Heather never thought she would compete in Panic, a legendary game played by graduating seniors, where the stakes are high and the payoff is even higher. She’d never thought of herself as fearless, the kind of person who would fight to stand out. But when she finds something, and someone, to fight for, she will discover that she is braver than she ever thought.
Dodge has never been afraid of Panic. His secret will fuel him, and get him all the way through the game, he’s sure of it. But what he doesn't know is that he’s not the only one with a secret. Everyone has something to play for.
For Heather and Dodge, the game will bring new alliances, unexpected revelations, and the possibility of first love for each of them—and the knowledge that sometimes the very things we fear are those we need the most.
I fell in love with Lauren Oliver's writing when I
read listened to Delirium. Her writing style was so poetic and frantic almost. I loved it. But truthfully I felt like that was missing from Panic. I don't remember any passages that I ended up highlighting in my kindle because of how beautifully they were written. And the pacing felt very slow for me. I finished Panic as fast as I did because I had the opportunity to continue reading, not because I was driven by frantic writing and a compulsive need to know what happens.
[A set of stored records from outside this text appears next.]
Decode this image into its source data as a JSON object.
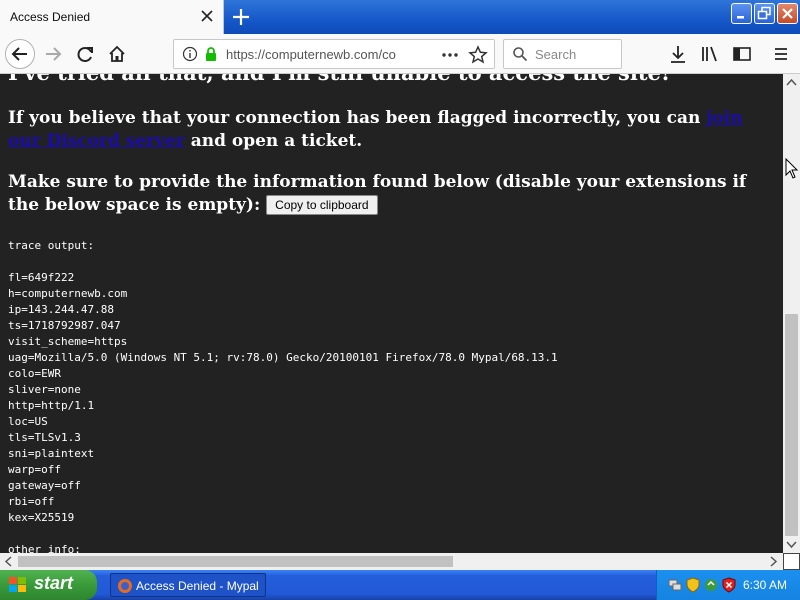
{
  "tab": {
    "title": "Access Denied"
  },
  "nav": {
    "url": "https://computernewb.com/co",
    "search_placeholder": "Search"
  },
  "content": {
    "partial_heading": "I've tried all that, and I'm still unable to access the site!",
    "para1_pre": "If you believe that your connection has been flagged incorrectly, you can ",
    "para1_link": "join our Discord server",
    "para1_post": " and open a ticket.",
    "para2": "Make sure to provide the information found below (disable your extensions if the below space is empty): ",
    "copy_button": "Copy to clipboard",
    "trace_output": "trace output:\n\nfl=649f222\nh=computernewb.com\nip=143.244.47.88\nts=1718792987.047\nvisit_scheme=https\nuag=Mozilla/5.0 (Windows NT 5.1; rv:78.0) Gecko/20100101 Firefox/78.0 Mypal/68.13.1\ncolo=EWR\nsliver=none\nhttp=http/1.1\nloc=US\ntls=TLSv1.3\nsni=plaintext\nwarp=off\ngateway=off\nrbi=off\nkex=X25519\n\nother info:"
  },
  "taskbar": {
    "start_label": "start",
    "task_label": "Access Denied - Mypal",
    "clock": "6:30 AM"
  },
  "colors": {
    "page_bg": "#222222",
    "link": "#1a0dab",
    "titlebar": "#1657c9",
    "taskbar": "#245edb",
    "start": "#3a9a3a"
  }
}
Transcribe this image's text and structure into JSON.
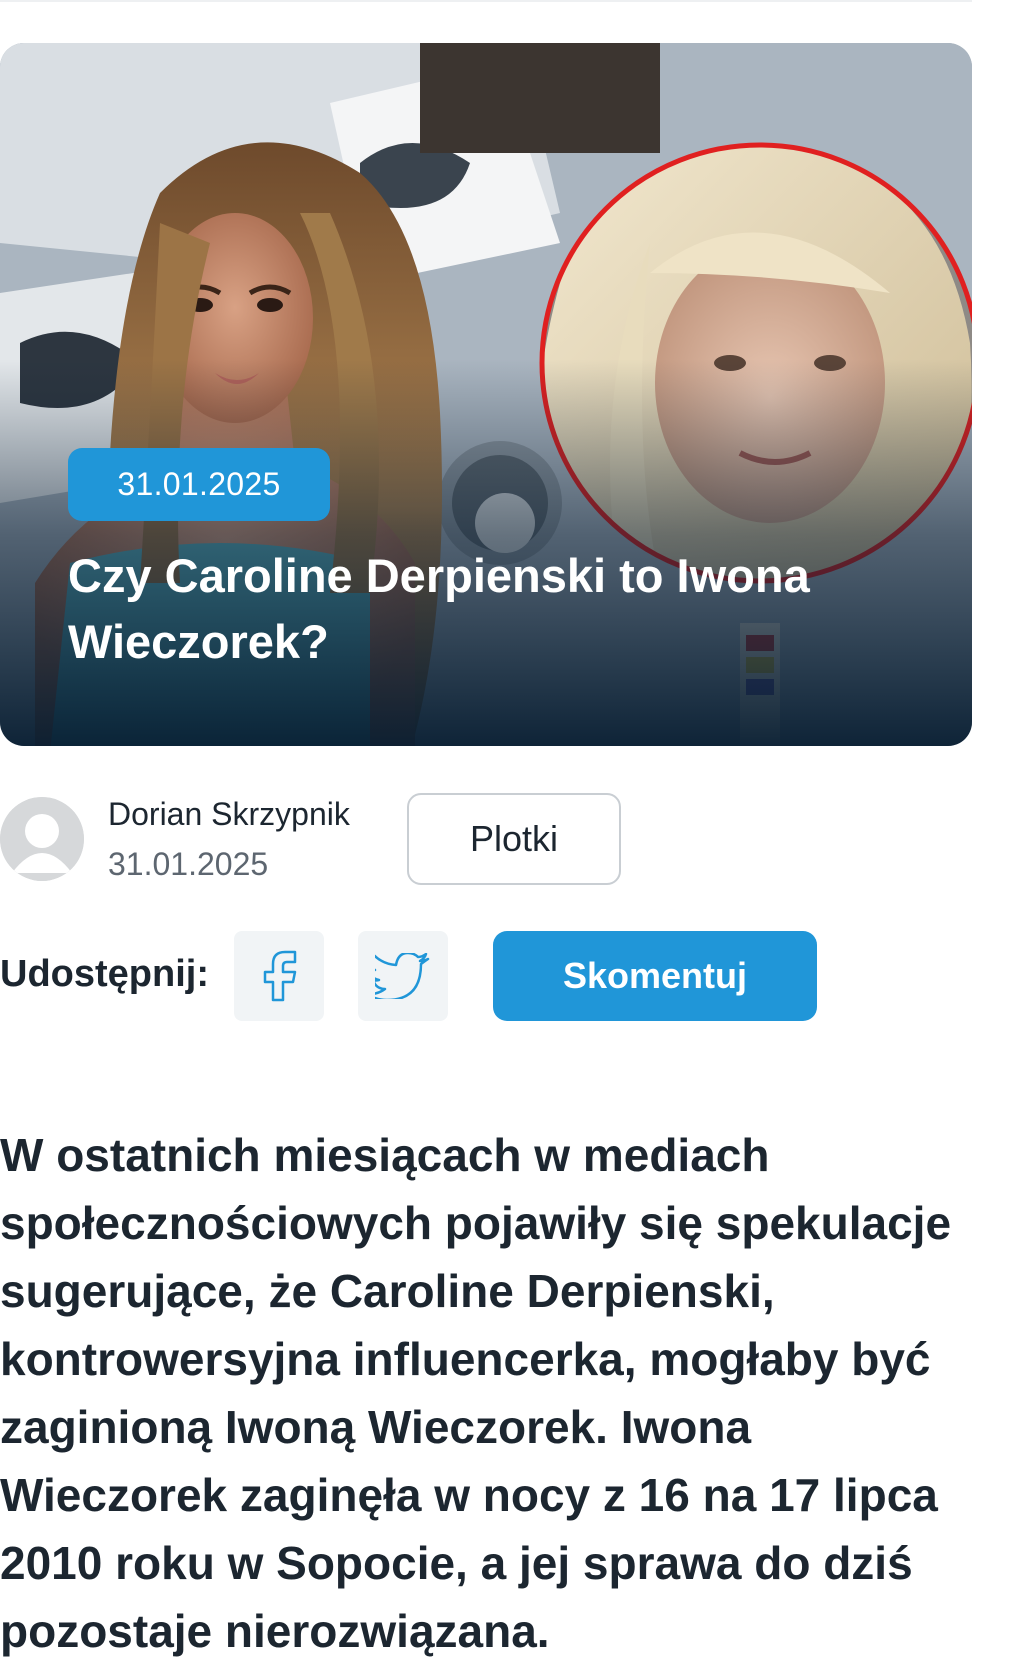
{
  "article": {
    "date_badge": "31.01.2025",
    "title": "Czy Caroline Derpienski to Iwona Wieczorek?",
    "author": {
      "name": "Dorian Skrzypnik",
      "date": "31.01.2025"
    },
    "category": "Plotki",
    "share": {
      "label": "Udostępnij:",
      "facebook_icon": "facebook-icon",
      "twitter_icon": "twitter-icon"
    },
    "comment_label": "Skomentuj",
    "lead": "W ostatnich miesiącach w mediach społecznościowych pojawiły się spekulacje sugerujące, że Caroline Derpienski, kontrowersyjna influencerka, mogłaby być zaginioną Iwoną Wieczorek. Iwona Wieczorek zaginęła w nocy z 16 na 17 lipca 2010 roku w Sopocie, a jej sprawa do dziś pozostaje nierozwiązana."
  },
  "colors": {
    "accent": "#2096d8",
    "text": "#1c2630",
    "muted": "#5d6670",
    "highlight_ring": "#e02020"
  }
}
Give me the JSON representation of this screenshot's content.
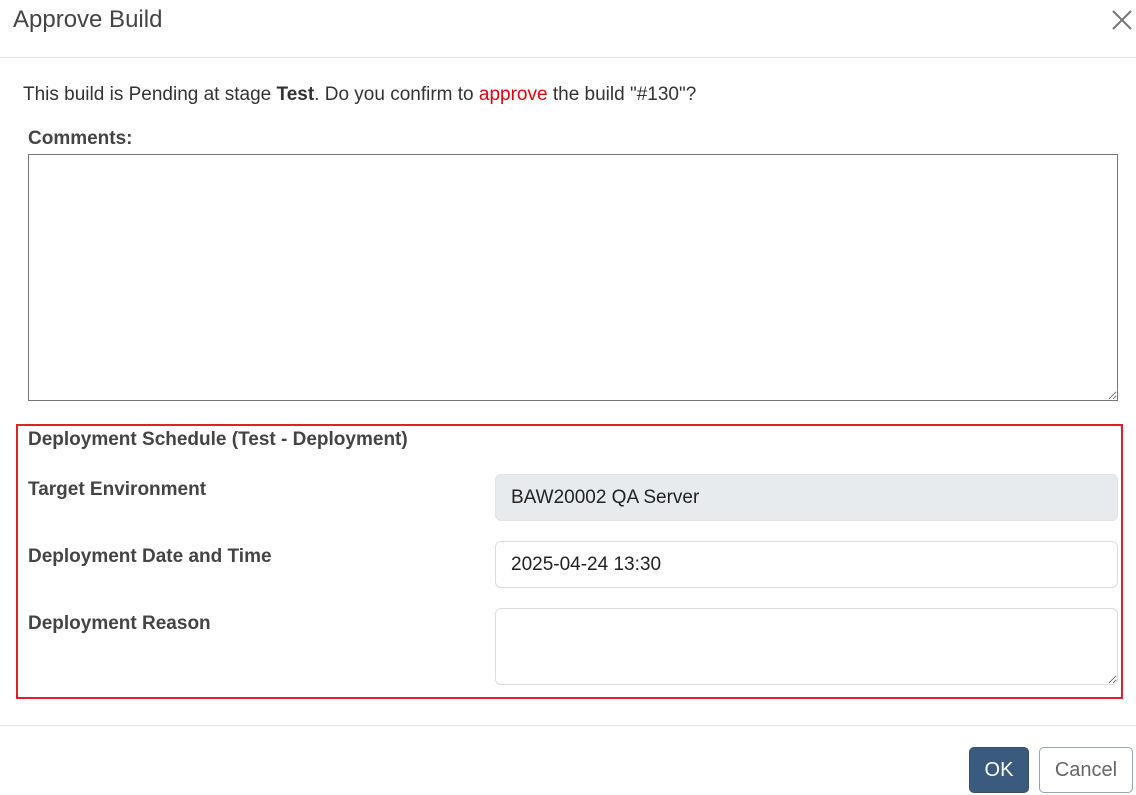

Most of the time whenever a book has dual narrators and one is male and the other is female, I assume that the two will end up together in a romantic relationship. I both love and get annoyed when this isn't the case. For Panic, I believe Lauren Oliver chose these two narrators because of the unique stories they each have to tell as a participant in the game, and while their stories are intertwined, they're not exactly about each other.
Panic, the game, is as the description says. It's a game that's been around in Carp that no one really knows how it started. Every year from the first day of the school year until the end, students contribute $1 per day to the pot that the winner gets to claim at the end of the game. The first challenge is to jump off this cliff into a lake. That's tradition. And every challenge after that is created by two judges whose identities are a secret and who are picked each year. The challenges are chosen to incite fear and well...panic. And the contestant who does the best in these challenges eventually wins.
There are all different kinds of reasons to play the game. The most obvious is the money. This year's pot is up to $67,000. But money isn't the only reason to play and Heather and Dodge both have varying reasons to participate.
I liked the concept of this book and the game itself. It reminds me of Countdown by Michelle Rowen, except these contestants choose to play the game. However, Panic can be just as dangerous as Countdown. Contestants have died, been paralyzed, etc in the past. This is not a game for the faint of heart.
One of the issues I had with Panic was that I really had a hard time liking any of these characters. Dodge has some anger issues that blind him and make him hard for me to connect with. He's had a crush on another character for quite a while, but it feels like the crush has no more substance other than thinking that she is pretty. He reminded me a lot of Carter from Carter Finally Gets It--true to a typical teenage boy, yet immature for my typical reading preference. Heather has had a rough childhood. She's been hurt so frequently that she puts up walls to protect herself. But because she rarely allows herself to be vulnerable, it wasn't the easiest to connect with her either. I understood her, but that didn't make me like her anymore--though I didn't hate her. I genuinely liked Bishop probably the best of all the characters, but I felt like he needed more of a backbone. And Natalie...well I didn't connect with her at all. She's one of those characters that I don't think I'll ever be able to connect with. Pretty and used to getting her way, she uses that to work advantages in all aspects of her life. I often found myself wondering why she and Heather were such good friends.
Ultimately, I wanted to love Panic just as much as I loved Delirium, but I just didn't. The lyrical and poetic writing was missing. The frantic and desperate pacing that kept me devouring pages was missing. My connection to the characters was missing. My connection and fear of the game itself was missing. I expected to enjoy this book so much, and in the end, I just found it to be "okay."
Panic gets 3 Stars for me. Have you read Panic? What did you think? Let me know!